Erin Marra, director of sales and marketing for Rich Products subsidiary BR Guest, which oversees the operation of Canalside, said the idea came from outdoor rinks in New York City, Philadelphia and Boston.
“This was something that just kept coming back up,” she said. “People are chatting a lot about it and we're really hoping that this is the next big thing we're known for at the ice.”
Could the next "American Idol" be from Buffalo? More than 2,000 people hoped so in early September, when they auditioned at Canalside for the hit reality talent show.
The Buffalo turnout, at the time, was the largest on the show’s 25-city audition tour.
“We had a monster turnout today,” said Patrick Lynn, an “Idol” producer for 16 years and supervising producer for the last seven. “We couldn't be happier.”
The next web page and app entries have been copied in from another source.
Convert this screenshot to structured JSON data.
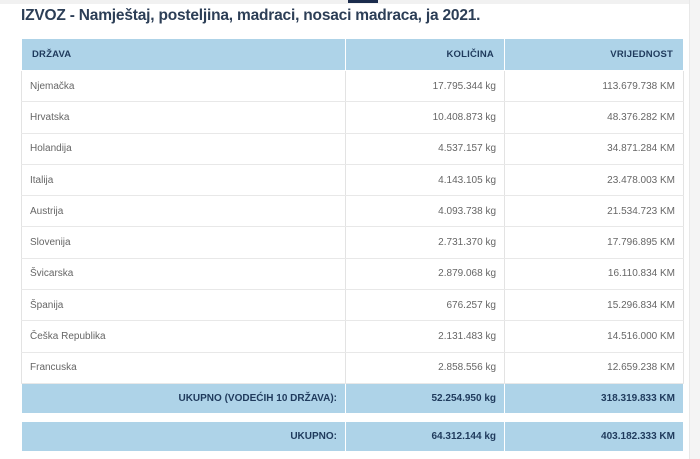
{
  "title": "IZVOZ - Namještaj, posteljina, madraci, nosaci madraca, ja 2021.",
  "table": {
    "headers": [
      "DRŽAVA",
      "KOLIČINA",
      "VRIJEDNOST"
    ],
    "rows": [
      [
        "Njemačka",
        "17.795.344 kg",
        "113.679.738 KM"
      ],
      [
        "Hrvatska",
        "10.408.873 kg",
        "48.376.282 KM"
      ],
      [
        "Holandija",
        "4.537.157 kg",
        "34.871.284 KM"
      ],
      [
        "Italija",
        "4.143.105 kg",
        "23.478.003 KM"
      ],
      [
        "Austrija",
        "4.093.738 kg",
        "21.534.723 KM"
      ],
      [
        "Slovenija",
        "2.731.370 kg",
        "17.796.895 KM"
      ],
      [
        "Švicarska",
        "2.879.068 kg",
        "16.110.834 KM"
      ],
      [
        "Španija",
        "676.257 kg",
        "15.296.834 KM"
      ],
      [
        "Češka Republika",
        "2.131.483 kg",
        "14.516.000 KM"
      ],
      [
        "Francuska",
        "2.858.556 kg",
        "12.659.238 KM"
      ]
    ],
    "subtotal": [
      "UKUPNO (VODEĆIH 10 DRŽAVA):",
      "52.254.950 kg",
      "318.319.833 KM"
    ],
    "total": [
      "UKUPNO:",
      "64.312.144 kg",
      "403.182.333 KM"
    ]
  },
  "colors": {
    "header_bg": "#aed3e8",
    "header_text": "#1f3a5c",
    "title_text": "#2c3e56"
  }
}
“Idol” doesn’t release the number of singers who advanced to the next rounds, nor do they unveil who makes it onto television until the show airs. Lynn told The News’ Keith McShea that Buffalo “had some really good talent.”
One of those talented singers was Dominic Hannon, a 23-year-old who was holding a yellow “golden ticket” sheet that seemed to indicate good news.
“It’s awesome. Real awesome,” said Hannon, guitar in hand. “It’s always been one of those things on my bucket list. Every time they were just a little too far, or I had something going on, so when I found out they were coming here, I was like this is the chance; it’s a now-or-never kind of thing. To do it in my hometown is absolutely awesome. I was speechless.”
The two-day Borderland music festival in September transformed Knox Farm State Park in East Aurora into what News music critic Jeff Miers called “an almost magical confluence of good ideas, great music, and a perfect setting.”
Among the headliners were Dr. Dog, the Sam Roberts Band and the Revivalists on Day One, and the Infamous Stringdusters, Margo Price, John Oates & the Good Road Band, and Oteil Burbridge & Friends on Day Two.
Attendance numbers were difficult to eyeball, given the spacious setting, but the crowd was vibrant and plentiful, and as Miers put it, “There was ample space to dance and get your groove on in whatever manner felt appropriate.”
It's not that the Buffalo area has been off the national radar. The Bills, the Sabres, Niagara Falls, snow — they've long been instantly recognizable symbols of our region. But in 2018, Buffalo grabbed headlines as a cool travel destination in several national and international publications, including the New York Times and Wall Street Journal.
That's a relatively new phenomenon. Positive media coverage of Western New York's arts, culture, food, history and architecture has been noticeable for the last few years, but it exploded in 2018. As The News' Caitlin Dewey reported, Visit Buffalo Niagara hosted 50 journalists, bloggers and social media influencers in 2018. That's an all-time high.
Brian Hayden, the communications manager for Visit Buffalo Niagara, tours those visitors around the region and also travels a few times a year to Manhattan to meet with travel writers and editors.
"We're talking to these people in a way we weren't even a few years ago," Hayden said. "Eventually the buzz and the mentions and the coverage reached a point where the New York Times and the Wall Street Journal couldn’t ignore us."